For a full list of my dividend income holdings click here
Here is a list of interesting links I ran into over the last week dealing with topics that are likely to be of interest to anyone who follows this site. Hope you find them educational and useful.
Canadian Couch Potato wrote about When Buy What You Know Makes Sense. Which is a bit of a rebuttal and a different perspective on an article that was written by another blogger My Own Advisor over here.
Clark over at Million Dollar Journey wrote about A Primer on BRIC which discusses what BRIC and emerging markets are as well as how and why to invest in them.
The Passive Income Earner did a preliminary dividend stock analysis on Apple after its recent announcement that it would issue a dividend.
On a similar vein The Dividend Ninja wrote an article about how many funds stuffed Apple in whether it fit their mandate or not over here in Dividend Fund Managers Are Buying Apple.
The Dividend Guy unveiled his proprietary Dividend Growth Ranking system over here along with how a number of dividend stocks scored.
The Div Guy discusses how people are (possibly erroneously) replacing Inflation Protected Treasuries(TIPS) with dividend paying stocks in Why dividend stocks top TIPS for income investing
Dividends4Life over at Dividend Growth Stocks wrote about 7 Dividend Stocks Sporting A Five-Star Rating
Dividend Growth Investor wrote 17 Cheap Dividend Aristocrats on Sale
Finally Dividend Monk wrote two dividend analysis pieces on Technology giants Microsoft and Intel. Microsoft stock still a reasonable value and Intel Analysis: Where are their Growth Opportunities?

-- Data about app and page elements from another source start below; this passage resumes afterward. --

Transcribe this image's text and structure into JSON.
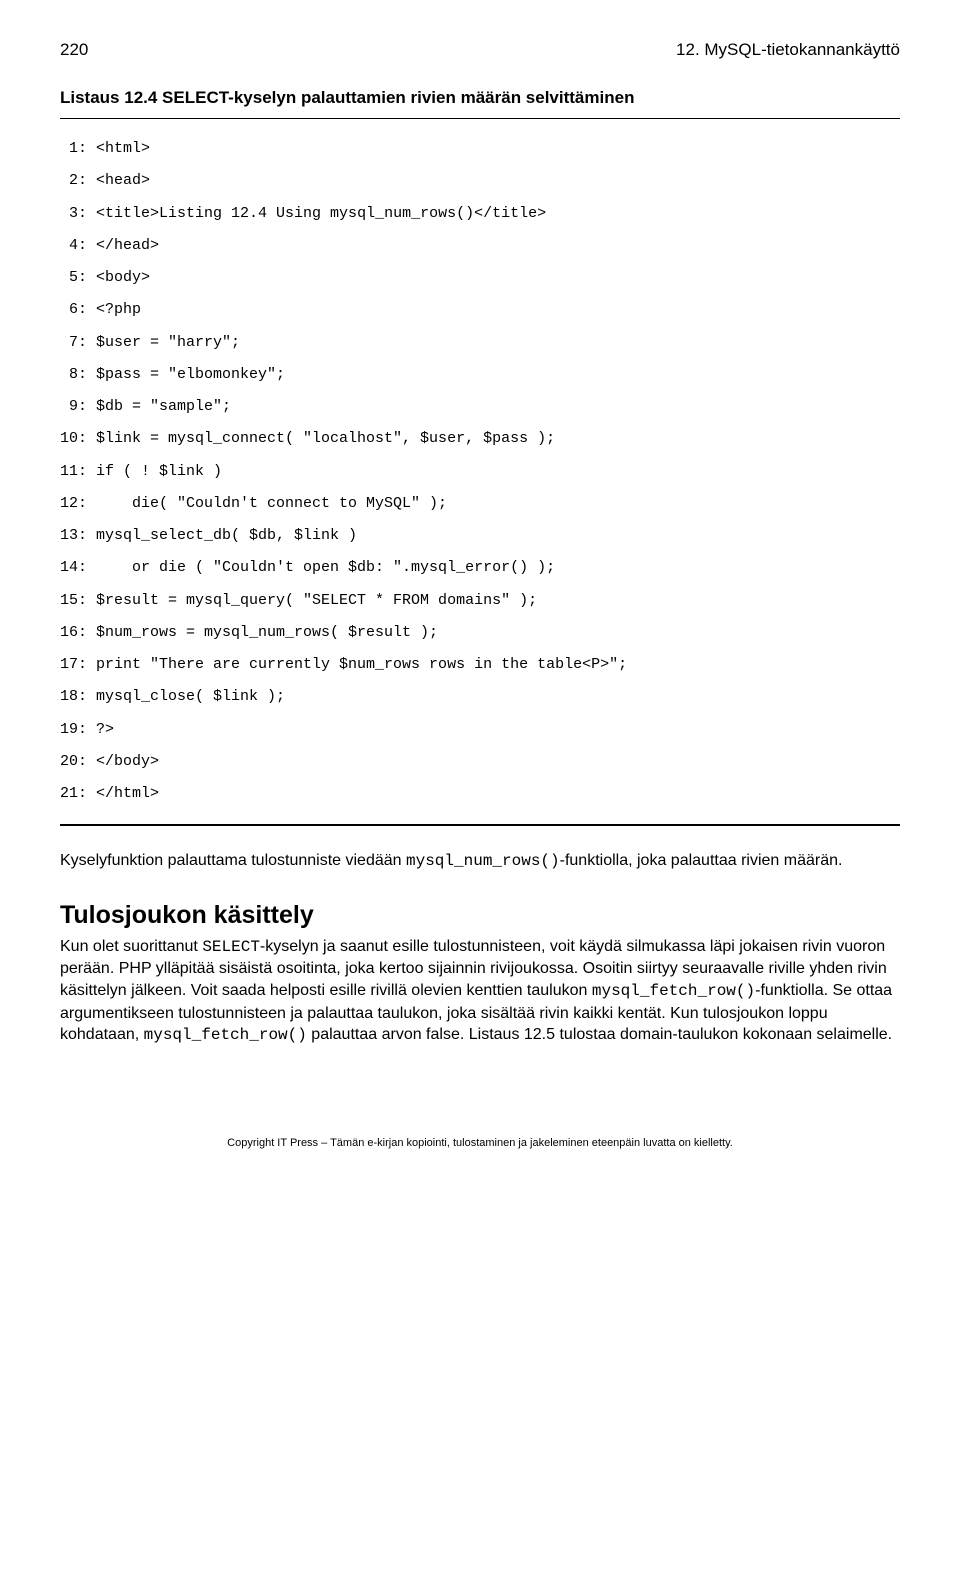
{
  "header": {
    "page_number": "220",
    "chapter": "12. MySQL-tietokannankäyttö"
  },
  "listing": {
    "title": "Listaus 12.4 SELECT-kyselyn palauttamien rivien määrän selvittäminen",
    "code": " 1: <html>\n 2: <head>\n 3: <title>Listing 12.4 Using mysql_num_rows()</title>\n 4: </head>\n 5: <body>\n 6: <?php\n 7: $user = \"harry\";\n 8: $pass = \"elbomonkey\";\n 9: $db = \"sample\";\n10: $link = mysql_connect( \"localhost\", $user, $pass );\n11: if ( ! $link )\n12:     die( \"Couldn't connect to MySQL\" );\n13: mysql_select_db( $db, $link )\n14:     or die ( \"Couldn't open $db: \".mysql_error() );\n15: $result = mysql_query( \"SELECT * FROM domains\" );\n16: $num_rows = mysql_num_rows( $result );\n17: print \"There are currently $num_rows rows in the table<P>\";\n18: mysql_close( $link );\n19: ?>\n20: </body>\n21: </html>"
  },
  "paragraph1": {
    "before": "Kyselyfunktion palauttama tulostunniste viedään ",
    "mono": "mysql_num_rows()",
    "after": "-funktiolla, joka palauttaa rivien määrän."
  },
  "section": {
    "title": "Tulosjoukon käsittely",
    "p": {
      "t1": "Kun olet suorittanut ",
      "m1": "SELECT",
      "t2": "-kyselyn ja saanut esille tulostunnisteen, voit käydä silmukassa läpi jokaisen rivin vuoron perään. PHP ylläpitää sisäistä osoitinta, joka kertoo sijainnin rivijoukossa. Osoitin siirtyy seuraavalle riville yhden rivin käsittelyn jälkeen. Voit saada helposti esille rivillä olevien kenttien taulukon ",
      "m2": "mysql_fetch_row()",
      "t3": "-funktiolla. Se ottaa argumentikseen tulostunnisteen ja palauttaa taulukon, joka sisältää rivin kaikki kentät. Kun tulosjoukon loppu kohdataan, ",
      "m3": "mysql_fetch_row()",
      "t4": " palauttaa arvon false. Listaus 12.5 tulostaa domain-taulukon kokonaan selaimelle."
    }
  },
  "footer": {
    "text": "Copyright IT Press – Tämän e-kirjan kopiointi, tulostaminen ja jakeleminen eteenpäin luvatta on kielletty."
  }
}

There is lots of great reading here, I hope that you get a chance to read a few of these articles.